HOLLYWOOD — Ever thirsty to expand its ventures, the Board of Directors introduced its latest Seminole product, Hard Rock Energy drink, Dec. 12 during a kickoff party at the Hard Rock Cafe in Hollywood.
Emblazoned with a colorful electric guitar below the Hard Rock logo, the first sets of cans came off the assembly line Dec. 5 in Miami. By the end of the day, 72,000 cans were filled and ready for distribution.
“Everybody believes this is a home run,” Hollywood Board Rep. Steve Osceola said. “We think we have a winner.”
Hard Rock Energy drink will be targeted at young music lovers through guerilla marketing techniques at music festivals, colleges and sporting events nationwide. Most other energy drinks concentrate their marketing efforts at extreme sports events, said David Drow, CEO of Enterprise Beverage Group, the Tribe’s beverage company.
“I have no doubt it will be well received and capture its share of the edgy drink market,” President Tony Sanchez Jr. said. “Music reaches everybody.”
Red Bull and Monster energy drinks each command about 32 percent of the market, followed by Rock Star with about 8 percent, Drow said. The other brands, including Amp and Full Throttle, have about 2 or 3 percent each.
The Hard Rock Energy drink aims to maintain a 3 percent market share.
With sales in the U.S. of about $8.3 billion in 2012, according to market research company Euromonitor, 3 percent could be worth hundreds of millions of dollars a year.
“Projected annual sales of energy drinks could reach $17 billion by 2015,” Drow said. “It’s the fastest growing category in the beverage business.”
The Board is encouraged by the numbers.
“We hope it does well,” Big Cypress Board Rep. Joe Frank said. “If it does well, we’ll be doing great. It’s just another step in trying to diversify the Tribe’s businesses.”
The Tribe, which is the manufacturer of the drink, worked with a national lab to develop flavor profiles for Hard Rock’s three options: original, fruit punch and sugar-free.
Immokalee Board Liaison Dorothy Scheffler went to the Kentucky lab to help develop the flavors.
“It was a little overwhelming; we had to taste a lot and figure out what people will like,” she said. “Then, it was just an idea; now it’s real. It was a great experience and I stand behind the product.”
Part of developing the flavors included a blind taste test at Seminole Paradise where 400 energy drink consumers judged unidentified drinks. Hard Rock went up against Red Bull, Monster, Rock Star and Full Throttle. It beat every brand except Red Bull.
“We know we have the product,” Drow said. “I’m comfortable with our liquid. The real opportunity is the 15- to 30-year-old demographic that is important to the Hard Rock brand, and one they haven’t captured yet.”
The Board is working closely with Hard Rock International to meet the challenge of bringing a young clientele to the brand and the lifestyle it represents. Because younger people haven’t reached the apex of their earning potential, the objective is to create loyalty to the Hard Rock brand even before they can afford to stay at the hotels or eat at the cafes regularly.

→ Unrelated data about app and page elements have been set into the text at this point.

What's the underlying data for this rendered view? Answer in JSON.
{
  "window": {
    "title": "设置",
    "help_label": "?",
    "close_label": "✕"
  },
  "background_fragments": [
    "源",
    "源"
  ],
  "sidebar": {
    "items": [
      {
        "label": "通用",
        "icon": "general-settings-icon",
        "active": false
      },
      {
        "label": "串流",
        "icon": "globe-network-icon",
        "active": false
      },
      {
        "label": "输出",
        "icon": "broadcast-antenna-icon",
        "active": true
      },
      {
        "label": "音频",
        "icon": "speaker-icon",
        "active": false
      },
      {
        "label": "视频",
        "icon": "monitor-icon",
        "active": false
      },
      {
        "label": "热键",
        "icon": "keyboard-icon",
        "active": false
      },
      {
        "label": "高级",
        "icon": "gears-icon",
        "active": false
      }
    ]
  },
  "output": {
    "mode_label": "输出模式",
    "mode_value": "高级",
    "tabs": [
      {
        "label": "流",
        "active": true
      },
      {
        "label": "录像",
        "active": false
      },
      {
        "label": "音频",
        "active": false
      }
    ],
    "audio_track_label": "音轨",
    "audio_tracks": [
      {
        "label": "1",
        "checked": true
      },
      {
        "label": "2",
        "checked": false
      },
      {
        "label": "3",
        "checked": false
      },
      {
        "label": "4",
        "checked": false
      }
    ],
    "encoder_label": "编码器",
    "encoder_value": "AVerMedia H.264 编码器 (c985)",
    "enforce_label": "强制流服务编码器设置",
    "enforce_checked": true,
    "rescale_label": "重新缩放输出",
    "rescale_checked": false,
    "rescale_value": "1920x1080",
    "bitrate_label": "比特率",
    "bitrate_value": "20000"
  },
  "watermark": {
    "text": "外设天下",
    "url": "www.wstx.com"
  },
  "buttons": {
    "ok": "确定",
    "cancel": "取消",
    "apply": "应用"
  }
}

“It’s not about the Rolling Stones or Bon Jovi,” Drow said.
“It’s about Imagine Dragons and Miley Cyrus. We are trying to bring new customers to the Hard Rock brand – we aren’t trying to market to existing customers,” he said.
The customer isn’t the Hard Rock properties either; they’re 7-Eleven, Circle K and other retail stores. The Tribe sells the energy drink to distributors who already have seasoned sales people and relationships with businesses in Miami. They hope to sell about a million cans per month. The drink will be rolled out in other areas in the near future, starting with Chicago in February or March.
“As we grow, we will have other locations nationwide to cut down on shipping costs,” President Sanchez said.
Rep. Osceola has seen the venture evolve since the first meeting took place a couple years ago – before he was involved with the project.
“It’s very exciting for me to help the Board reach this milestone,” he said. “But we still have a lot of work in front of us. People are interested in the product all over the world. We are waiting to get worldwide distribution. It’s a step by step process.”
To make the drink in locations nationwide, the lab sends ingredients for the exclusive formula to bottling companies contracted by the Tribe, who then mix it and can it.
The driving ingredient in energy drinks is no secret: caffeine. The amounts make the brands different. Drow said a 16-ounce can of Hard Rock Energy drink contains 200 mg of caffeine; a 16-ounce can of Red Bull and Monster have about 160 mg; and a 16-ounce cup of Starbucks coffee has about 315 mg of caffeine.
Drow said the rollout marks an exciting time for the Hard Rock Energy drink business but that there is still much work ahead to ensure success. It will take time, he said.
“Once it takes off, it will have exponential growth,” Drow said. “As long as we don’t take a lottery mentality and expect immediate returns, we’ll do better than we can imagine.”